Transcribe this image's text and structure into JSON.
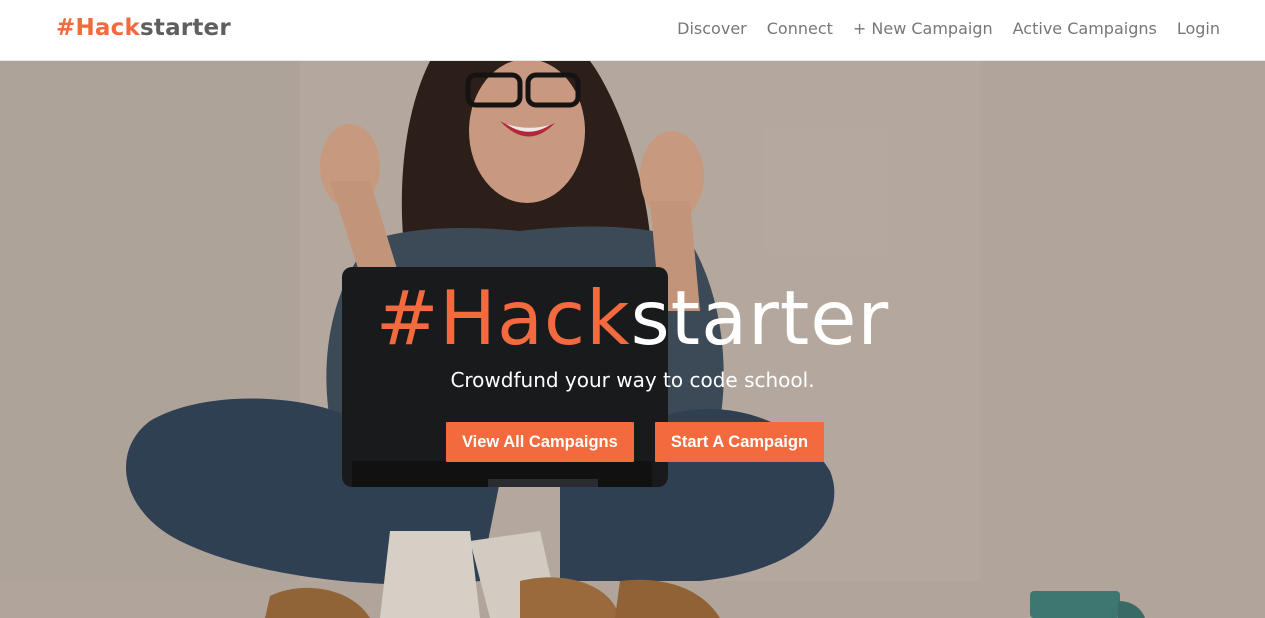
{
  "navbar": {
    "brand_accent": "#Hack",
    "brand_rest": "starter",
    "links": [
      {
        "label": "Discover"
      },
      {
        "label": "Connect"
      },
      {
        "label": "+ New Campaign"
      },
      {
        "label": "Active Campaigns"
      },
      {
        "label": "Login"
      }
    ]
  },
  "hero": {
    "title_accent": "#Hack",
    "title_rest": "starter",
    "subtitle": "Crowdfund your way to code school.",
    "buttons": [
      {
        "label": "View All Campaigns"
      },
      {
        "label": "Start A Campaign"
      }
    ]
  },
  "colors": {
    "accent": "#f26a3d",
    "nav_text": "#777777",
    "brand_gray": "#5f5f5f"
  }
}
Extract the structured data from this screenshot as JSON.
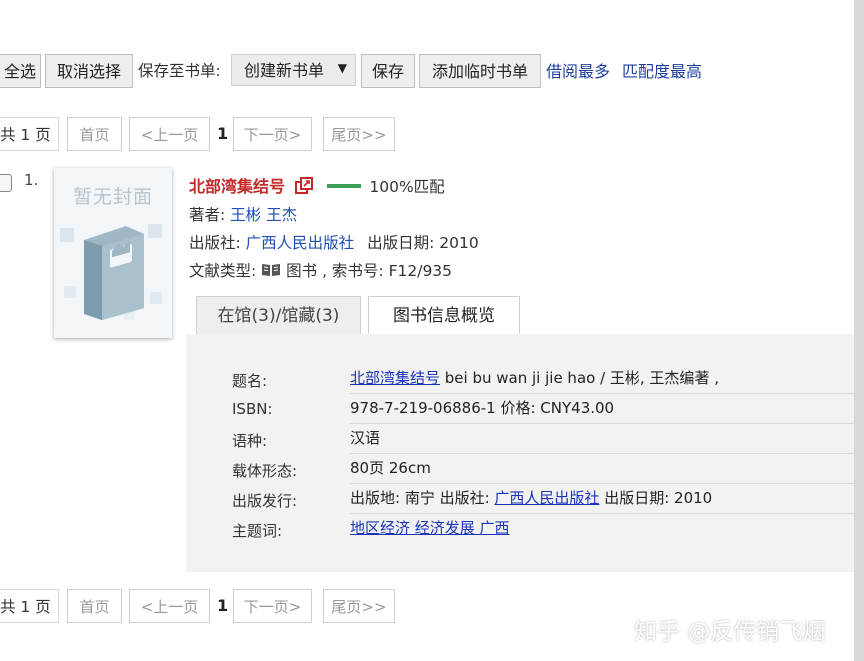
{
  "toolbar": {
    "select_all": "全选",
    "deselect": "取消选择",
    "save_to_label": "保存至书单:",
    "booklist_select": "创建新书单",
    "save": "保存",
    "add_temp": "添加临时书单",
    "sort_most_borrowed": "借阅最多",
    "sort_best_match": "匹配度最高"
  },
  "pager": {
    "total": "共 1 页",
    "first": "首页",
    "prev": "<上一页",
    "current": "1",
    "next": "下一页>",
    "last": "尾页>>"
  },
  "record": {
    "number": "1.",
    "cover_text": "暂无封面",
    "title": "北部湾集结号",
    "match_text": "100%匹配",
    "match_fraction": 1.0,
    "author_label": "著者:",
    "authors": "王彬 王杰",
    "publisher_label": "出版社:",
    "publisher": "广西人民出版社",
    "pubdate_label": "出版日期:",
    "pubdate": "2010",
    "doctype_label": "文献类型:",
    "doctype": "图书",
    "callno_label": ", 索书号:",
    "callno": "F12/935"
  },
  "tabs": {
    "holdings": "在馆(3)/馆藏(3)",
    "overview": "图书信息概览"
  },
  "details": {
    "title_label": "题名:",
    "title_link": "北部湾集结号",
    "title_rest": " bei bu wan ji jie hao / 王彬, 王杰编著 ,",
    "isbn_label": "ISBN:",
    "isbn_value": "978-7-219-06886-1 价格:  CNY43.00",
    "lang_label": "语种:",
    "lang_value": "汉语",
    "form_label": "载体形态:",
    "form_value": "80页 26cm",
    "pub_label": "出版发行:",
    "pub_place": "出版地:  南宁 出版社:  ",
    "pub_link": "广西人民出版社",
    "pub_date": " 出版日期:  2010",
    "subject_label": "主题词:",
    "subject_link": "地区经济 经济发展 广西"
  },
  "watermark": "知乎 @反传销飞烟",
  "colors": {
    "title": "#c62828",
    "link": "#1f4db0",
    "match_bar": "#3e9e56"
  }
}
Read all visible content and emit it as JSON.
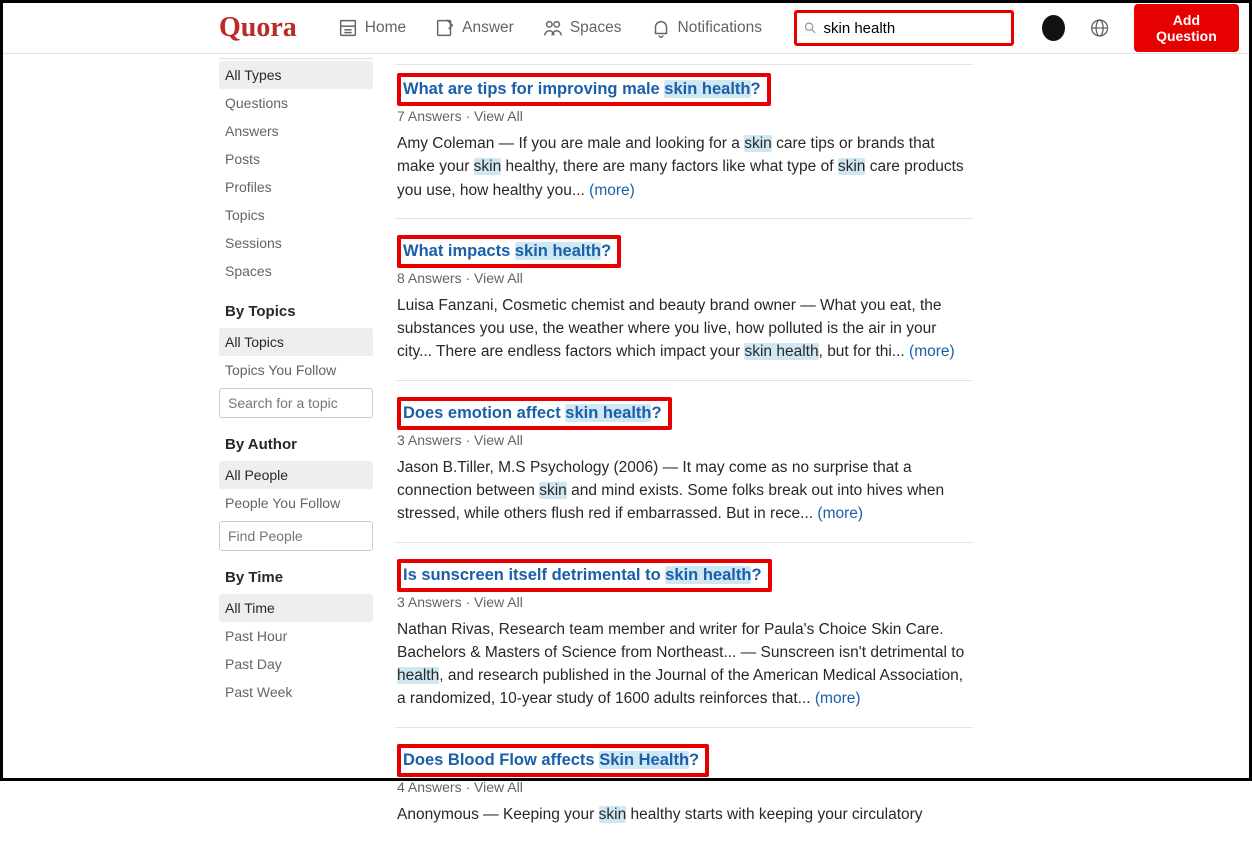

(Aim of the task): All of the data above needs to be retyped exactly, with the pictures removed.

(Answer to this problem):
Transcribe this image's text and structure into JSON.
{
  "navbar": {
    "brand_accent": "#Hack",
    "brand_rest": "starter",
    "links": [
      {
        "label": "Discover"
      },
      {
        "label": "Connect"
      },
      {
        "label": "+ New Campaign"
      },
      {
        "label": "Active Campaigns"
      },
      {
        "label": "Login"
      }
    ]
  },
  "hero": {
    "title_accent": "#Hack",
    "title_rest": "starter",
    "subtitle": "Crowdfund your way to code school.",
    "buttons": [
      {
        "label": "View All Campaigns"
      },
      {
        "label": "Start A Campaign"
      }
    ]
  },
  "colors": {
    "accent": "#f26a3d",
    "nav_text": "#777777",
    "brand_gray": "#5f5f5f"
  }
}
Extract the structured data from this screenshot as JSON.
{
  "toolbar": {
    "select_all": "全选",
    "deselect": "取消选择",
    "save_to_label": "保存至书单:",
    "booklist_select": "创建新书单",
    "save": "保存",
    "add_temp": "添加临时书单",
    "sort_most_borrowed": "借阅最多",
    "sort_best_match": "匹配度最高"
  },
  "pager": {
    "total": "共 1 页",
    "first": "首页",
    "prev": "<上一页",
    "current": "1",
    "next": "下一页>",
    "last": "尾页>>"
  },
  "record": {
    "number": "1.",
    "cover_text": "暂无封面",
    "title": "北部湾集结号",
    "match_text": "100%匹配",
    "match_fraction": 1.0,
    "author_label": "著者:",
    "authors": "王彬 王杰",
    "publisher_label": "出版社:",
    "publisher": "广西人民出版社",
    "pubdate_label": "出版日期:",
    "pubdate": "2010",
    "doctype_label": "文献类型:",
    "doctype": "图书",
    "callno_label": ", 索书号:",
    "callno": "F12/935"
  },
  "tabs": {
    "holdings": "在馆(3)/馆藏(3)",
    "overview": "图书信息概览"
  },
  "details": {
    "title_label": "题名:",
    "title_link": "北部湾集结号",
    "title_rest": " bei bu wan ji jie hao / 王彬, 王杰编著 ,",
    "isbn_label": "ISBN:",
    "isbn_value": "978-7-219-06886-1 价格:  CNY43.00",
    "lang_label": "语种:",
    "lang_value": "汉语",
    "form_label": "载体形态:",
    "form_value": "80页 26cm",
    "pub_label": "出版发行:",
    "pub_place": "出版地:  南宁 出版社:  ",
    "pub_link": "广西人民出版社",
    "pub_date": " 出版日期:  2010",
    "subject_label": "主题词:",
    "subject_link": "地区经济 经济发展 广西"
  },
  "watermark": "知乎 @反传销飞烟",
  "colors": {
    "title": "#c62828",
    "link": "#1f4db0",
    "match_bar": "#3e9e56"
  }
}
Read all visible content and emit it as JSON.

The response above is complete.